Her books, articles and YouTube lectures are prescribed texts in universities around the globe.

“I never started my work because I thought organisations such as this would be interested in anything I do, but it demonstrates some of the changes occurring in the knowledge world in terms of increased diversity, the inclusion of women and people of colour and Indigenous cultures. It’s a sign that things are changing and I feel good about that.”

The Academy was established in 1780, and celebrates “extraordinary people who help solve the world’s most urgent challenges, create meaning through art and contribute to the common good from every field, discipline and profession”.

“We are honouring the excellence of these individuals, celebrating what they have achieved so far, and imagining what they will continue to accomplish,” said David Oxtoby, President of the American Academy.

Professor Smith has strong relationships with Indigenous researchers and communities around the world, including North America and Australia.

She also has links to the United States, having lived in Carbondale, Southern Illinois as a teenager when her father was doing his PhD there.

“It was the 1960s, and the civil rights movement was gaining strength,” recalls Professor Smith, who is a passionate advocate for Indigenous and civil rights. “Living in the US at that time helped give me perspective to the issues faced by Māori in New Zealand at that time.”

Professor Smith is one of the first Māori women to become a Fellow of the Royal Society of New Zealand in 2016, is also a member of the Waitangi Tribunal.

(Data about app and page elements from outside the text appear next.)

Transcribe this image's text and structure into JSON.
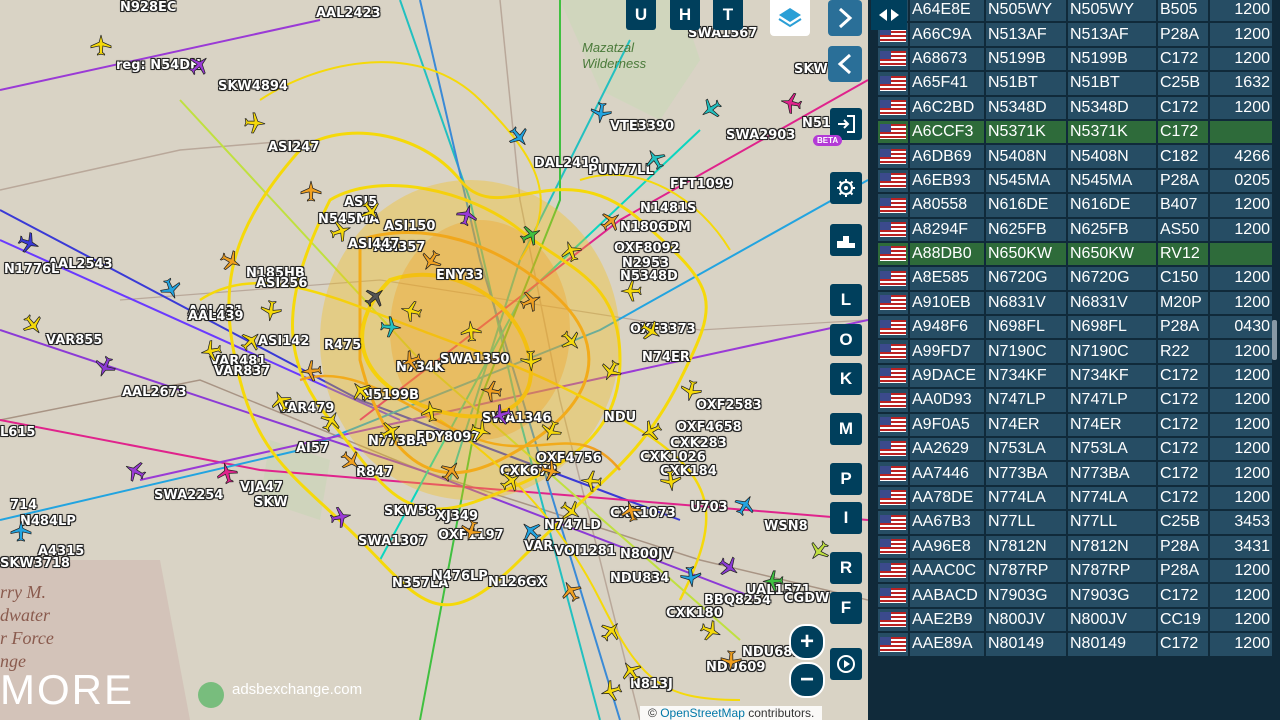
{
  "map": {
    "place_labels": [
      "Mazatzal",
      "Wilderness"
    ],
    "base_labels": [
      "rry M.",
      "dwater",
      "r Force",
      "nge"
    ],
    "branding": "MORE",
    "site": "adsbexchange.com",
    "attribution": {
      "prefix": "©",
      "link": "OpenStreetMap",
      "suffix": "contributors."
    },
    "aircraft_labels": [
      "N928EC",
      "AAL2423",
      "SWA1567",
      "SKW",
      "reg: N54DH",
      "SKW4894",
      "VTE3390",
      "SWA2903",
      "N51",
      "ASI247",
      "DAL2419",
      "PUN77LL",
      "FFT1099",
      "ASI5",
      "N545MA",
      "ASI150",
      "N1481S",
      "N1806DM",
      "OXF8092",
      "ASI357",
      "N2953",
      "ASI447",
      "ENY33",
      "N5348D",
      "AAL2543",
      "N1776L",
      "N185HB",
      "ASI256",
      "AAL431",
      "AAL439",
      "ASI142",
      "R475",
      "VAR855",
      "VAR481",
      "VAR837",
      "AAL2673",
      "VAR479",
      "N734K",
      "SWA1350",
      "N5199B",
      "OXF3373",
      "N74ER",
      "L615",
      "AI57",
      "R847",
      "N773BA",
      "FDY8097",
      "SWA1346",
      "NDU",
      "OXF2583",
      "OXF4658",
      "CXK283",
      "CXK1026",
      "CXK184",
      "CXK678",
      "OXF4756",
      "SWA2254",
      "VJA47",
      "714",
      "N484LP",
      "SKW",
      "SKW58",
      "XJ349",
      "OXF1197",
      "N747LD",
      "CXK1073",
      "WSN8",
      "U703",
      "VAR",
      "SWA1307",
      "N357LA",
      "N476LP",
      "N126GX",
      "VOI1281",
      "N800JV",
      "NDU834",
      "BBQ8254",
      "A4315",
      "SKW3718",
      "UAL1571",
      "CGDW",
      "CXK180",
      "NDU689",
      "NDU609",
      "N813J"
    ],
    "top_buttons": [
      "U",
      "H",
      "T"
    ],
    "beta": "BETA",
    "side_buttons": [
      "L",
      "O",
      "K",
      "M",
      "P",
      "I",
      "R",
      "F"
    ]
  },
  "colors": {
    "accent": "#003f5c",
    "row": "#264d64",
    "row_selected": "#2e6b3a",
    "track_yellow": "#f5d90a",
    "track_orange": "#f0a020"
  },
  "table": {
    "rows": [
      {
        "hex": "A64E8E",
        "reg": "N505WY",
        "call": "N505WY",
        "type": "B505",
        "sq": "1200"
      },
      {
        "hex": "A66C9A",
        "reg": "N513AF",
        "call": "N513AF",
        "type": "P28A",
        "sq": "1200"
      },
      {
        "hex": "A68673",
        "reg": "N5199B",
        "call": "N5199B",
        "type": "C172",
        "sq": "1200"
      },
      {
        "hex": "A65F41",
        "reg": "N51BT",
        "call": "N51BT",
        "type": "C25B",
        "sq": "1632"
      },
      {
        "hex": "A6C2BD",
        "reg": "N5348D",
        "call": "N5348D",
        "type": "C172",
        "sq": "1200"
      },
      {
        "hex": "A6CCF3",
        "reg": "N5371K",
        "call": "N5371K",
        "type": "C172",
        "sq": "",
        "sel": true
      },
      {
        "hex": "A6DB69",
        "reg": "N5408N",
        "call": "N5408N",
        "type": "C182",
        "sq": "4266"
      },
      {
        "hex": "A6EB93",
        "reg": "N545MA",
        "call": "N545MA",
        "type": "P28A",
        "sq": "0205"
      },
      {
        "hex": "A80558",
        "reg": "N616DE",
        "call": "N616DE",
        "type": "B407",
        "sq": "1200"
      },
      {
        "hex": "A8294F",
        "reg": "N625FB",
        "call": "N625FB",
        "type": "AS50",
        "sq": "1200"
      },
      {
        "hex": "A88DB0",
        "reg": "N650KW",
        "call": "N650KW",
        "type": "RV12",
        "sq": "",
        "sel": true
      },
      {
        "hex": "A8E585",
        "reg": "N6720G",
        "call": "N6720G",
        "type": "C150",
        "sq": "1200"
      },
      {
        "hex": "A910EB",
        "reg": "N6831V",
        "call": "N6831V",
        "type": "M20P",
        "sq": "1200"
      },
      {
        "hex": "A948F6",
        "reg": "N698FL",
        "call": "N698FL",
        "type": "P28A",
        "sq": "0430"
      },
      {
        "hex": "A99FD7",
        "reg": "N7190C",
        "call": "N7190C",
        "type": "R22",
        "sq": "1200"
      },
      {
        "hex": "A9DACE",
        "reg": "N734KF",
        "call": "N734KF",
        "type": "C172",
        "sq": "1200"
      },
      {
        "hex": "AA0D93",
        "reg": "N747LP",
        "call": "N747LP",
        "type": "C172",
        "sq": "1200"
      },
      {
        "hex": "A9F0A5",
        "reg": "N74ER",
        "call": "N74ER",
        "type": "C172",
        "sq": "1200"
      },
      {
        "hex": "AA2629",
        "reg": "N753LA",
        "call": "N753LA",
        "type": "C172",
        "sq": "1200"
      },
      {
        "hex": "AA7446",
        "reg": "N773BA",
        "call": "N773BA",
        "type": "C172",
        "sq": "1200"
      },
      {
        "hex": "AA78DE",
        "reg": "N774LA",
        "call": "N774LA",
        "type": "C172",
        "sq": "1200"
      },
      {
        "hex": "AA67B3",
        "reg": "N77LL",
        "call": "N77LL",
        "type": "C25B",
        "sq": "3453"
      },
      {
        "hex": "AA96E8",
        "reg": "N7812N",
        "call": "N7812N",
        "type": "P28A",
        "sq": "3431"
      },
      {
        "hex": "AAAC0C",
        "reg": "N787RP",
        "call": "N787RP",
        "type": "P28A",
        "sq": "1200"
      },
      {
        "hex": "AABACD",
        "reg": "N7903G",
        "call": "N7903G",
        "type": "C172",
        "sq": "1200"
      },
      {
        "hex": "AAE2B9",
        "reg": "N800JV",
        "call": "N800JV",
        "type": "CC19",
        "sq": "1200"
      },
      {
        "hex": "AAE89A",
        "reg": "N80149",
        "call": "N80149",
        "type": "C172",
        "sq": "1200"
      }
    ]
  }
}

She contributes to both research and Māori communities in a number of other roles and projects, and is currently doing research in the areas of health and family violence.

The Academy is planning to hold its annual induction weekend for new members in April 2022 in Cambridge, Massachusetts, and Professor Smith hopes to attend if Covid-19 travel restrictions allow.

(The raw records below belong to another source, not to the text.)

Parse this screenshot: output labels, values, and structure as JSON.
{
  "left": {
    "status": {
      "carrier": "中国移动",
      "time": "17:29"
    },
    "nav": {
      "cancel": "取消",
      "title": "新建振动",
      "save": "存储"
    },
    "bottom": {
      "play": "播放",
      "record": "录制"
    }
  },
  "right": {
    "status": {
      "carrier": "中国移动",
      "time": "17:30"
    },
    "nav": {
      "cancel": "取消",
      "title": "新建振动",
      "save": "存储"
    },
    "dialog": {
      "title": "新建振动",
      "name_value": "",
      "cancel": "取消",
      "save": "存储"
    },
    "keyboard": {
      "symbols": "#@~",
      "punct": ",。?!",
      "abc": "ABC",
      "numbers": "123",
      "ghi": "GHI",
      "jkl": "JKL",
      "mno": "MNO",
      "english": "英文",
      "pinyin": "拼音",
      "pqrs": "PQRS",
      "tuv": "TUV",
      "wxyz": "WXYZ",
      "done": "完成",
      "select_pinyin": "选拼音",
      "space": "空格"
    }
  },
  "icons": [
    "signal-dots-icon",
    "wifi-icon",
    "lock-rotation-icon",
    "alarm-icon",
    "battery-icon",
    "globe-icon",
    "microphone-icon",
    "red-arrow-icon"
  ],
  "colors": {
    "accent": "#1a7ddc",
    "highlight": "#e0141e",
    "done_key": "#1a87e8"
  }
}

For more information on the American Academy of Arts & Sciences see www.amacad.org


Latest stories

Related stories

Newly promoted academics

New Professorial Appointments for Waikato

University of Waikato Vice-Chancellor Professor Neil Quigley has announced academic promotions for one new Professor…

Pou Temara, Mark Bowden, John McIntosh, Mike Sutton

2021 New Year Honours list recognises Waikato achievements

A former University of Waikato staff member and four alumni have been recognised for their…

Rangi Matamua

Aotearoa Star Man continues winning streak

The Faculty of Māori and Indigenous Studies has added another Ngā Whetū o Matariki award…

Findings of the independent review into public claims of racism at the University of Waikato released today

The reviewers commissioned to assess public claims of racism at the University of Waikato have…

Kīngitanga Day celebrations go virtual

The University of Waikato commemorated its special relationship with the Kīngitanga in a new way…

rangi

Māori astronomer receives Prime Minister's award

University of Waikato Professor Rangi Matamua (Tūhoe), has been awarded the Prime Minister’s Science Communications…

newsroom.co.nz

The state removal of Māori children from their families is a wound that won't heal - but there is a way forward

Too many New Zealand children are born into a state of crisis, as two recent…

Te Tohu Paetahi graduate credits programme for changing his life

For Anaru Palmer, a year studying te reo Māori through Te Tohu Paetahi at The…

Luke Moss

Desire to normalise te reo leads student to create his own clothing line

At first glance, Luke Moss would appear to be like any other university student. But…

Debashish Munshi, Priya Kurian and Sandy Morrison

100% climate resilient?

New research asks how prepared is Aotearoa’s highly valuable tourism sector for the coming impacts…

Mr G’s final ‘HOME’ artwork “Kotahitanga” embodies the essence of Waitangi Day

World-renowned street artist Mr G has spent Waitangi Day working on the final artwork in…

Maui Hudson

Indigenous genomics under the microscope at SING conference

The University of Waikato is hosted the first ever SING Indigenous Genomics Conference as international…